But none of us exist in a vacuum. While specific individual men might not feel all the benefits of a privilege, the cultural trends are pretty clear -- it's still a man's world in so many ways. And I want to know what that means.
Here is my thought: "Man" doesn't mean penis. There are plenty of women (and other genders) with penises. Just as there are men with other genitals as well. Genitals generally indicate biological sex but that's about it.
Here is my other thought: "Man" doesn't mean mechanically inclined or aggressive or emotionally repressed or whatever other random activity/characteristic plucked from a 1950s stereotype.

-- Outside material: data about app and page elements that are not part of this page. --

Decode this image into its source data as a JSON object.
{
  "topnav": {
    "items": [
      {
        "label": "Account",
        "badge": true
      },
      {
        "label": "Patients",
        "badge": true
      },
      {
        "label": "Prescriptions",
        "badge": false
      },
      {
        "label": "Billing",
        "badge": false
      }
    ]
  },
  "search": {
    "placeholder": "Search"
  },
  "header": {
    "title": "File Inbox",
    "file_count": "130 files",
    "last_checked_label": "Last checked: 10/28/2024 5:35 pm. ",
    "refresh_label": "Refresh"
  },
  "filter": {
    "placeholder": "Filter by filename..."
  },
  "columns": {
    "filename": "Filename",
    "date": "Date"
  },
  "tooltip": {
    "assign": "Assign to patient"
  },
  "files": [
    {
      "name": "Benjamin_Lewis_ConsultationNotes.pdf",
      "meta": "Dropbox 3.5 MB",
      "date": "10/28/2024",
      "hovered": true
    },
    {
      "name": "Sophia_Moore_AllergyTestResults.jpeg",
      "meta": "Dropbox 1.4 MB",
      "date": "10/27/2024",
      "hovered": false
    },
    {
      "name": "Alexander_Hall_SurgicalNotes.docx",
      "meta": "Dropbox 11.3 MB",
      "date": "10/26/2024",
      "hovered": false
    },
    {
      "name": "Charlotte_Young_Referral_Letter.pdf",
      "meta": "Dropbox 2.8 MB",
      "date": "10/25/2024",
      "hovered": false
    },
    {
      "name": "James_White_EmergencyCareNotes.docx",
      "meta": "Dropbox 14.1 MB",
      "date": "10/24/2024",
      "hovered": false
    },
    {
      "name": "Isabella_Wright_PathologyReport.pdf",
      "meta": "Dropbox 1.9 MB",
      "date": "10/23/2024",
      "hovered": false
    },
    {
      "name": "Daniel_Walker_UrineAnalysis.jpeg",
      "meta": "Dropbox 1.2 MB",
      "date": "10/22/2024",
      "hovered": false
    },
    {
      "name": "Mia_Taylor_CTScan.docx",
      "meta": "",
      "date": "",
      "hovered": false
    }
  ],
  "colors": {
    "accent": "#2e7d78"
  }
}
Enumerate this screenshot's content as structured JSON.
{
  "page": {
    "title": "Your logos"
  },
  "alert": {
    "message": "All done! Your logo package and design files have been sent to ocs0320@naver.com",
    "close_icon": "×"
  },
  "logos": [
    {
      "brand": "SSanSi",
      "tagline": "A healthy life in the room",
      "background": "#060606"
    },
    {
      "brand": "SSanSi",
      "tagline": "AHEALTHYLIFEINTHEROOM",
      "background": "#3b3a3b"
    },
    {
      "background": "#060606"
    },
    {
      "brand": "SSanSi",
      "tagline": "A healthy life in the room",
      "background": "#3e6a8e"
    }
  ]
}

Man doesn't mean those things any more than "woman" means "vagina" or "mothering" or "pink" -- those are attributes that strike me as being independent of gender. Strictly enforced gender roles have sort of arbitrarily assigned characteristics to "man" and "woman" but strictly enforced gender roles are also hella oppressive.
I am, by and large, a cultural constructionist -- that means I think we are hugely influenced by the gendered expectations of the culture we grow up in. But I do think there is a biological component as well; it seems like a combination of nature AND nuture, and I'm not sure why we want it to be strictly one or the other sometimes.
It's important to acknowledge that there's an innate quality to gender identity -- because otherwise you erase a lot of trans experience. When someone says they just know that their identity does not match their genitals, why would I even want to question their knowledge of themselves?
But all of that is just saying what "man" is NOT -- which is why Ed shrugged when I was talking to him about this and said, "Well, it's kind of a bullshit concept then, isn't it?"
(Ed's a smart dude.)
Maybe people who are more involved with traditional gender roles than I am have more insight into this discussion -- all I know is that my friends who identify as male are actually not really into defining "man" so much as they are into doing their own thing, defining their own lives however they see fit.
Ed and I take a walk every night, to stretch our legs and wear the dog out before bed. On last night's walk, Ed's question was why it couldn't be as simple as the definition provided by the Art of Manliness -- maybe being a "man" really does need to come down to being a grown-ass man. Responsible, loyal. Willing to get up in the middle of the night if the dog needs to go out. And if the definition of "woman" or "genderqueer" or anything else is the same (being a grown-ass *fill in the blank*), well. Is that really a problem?
Does the expansion of the definition of "woman" and other genders really take anything away from men?
What do you think, xoJaners? How would you define "man" and "masculinity"? Do you think this is an important part of the gender conversation?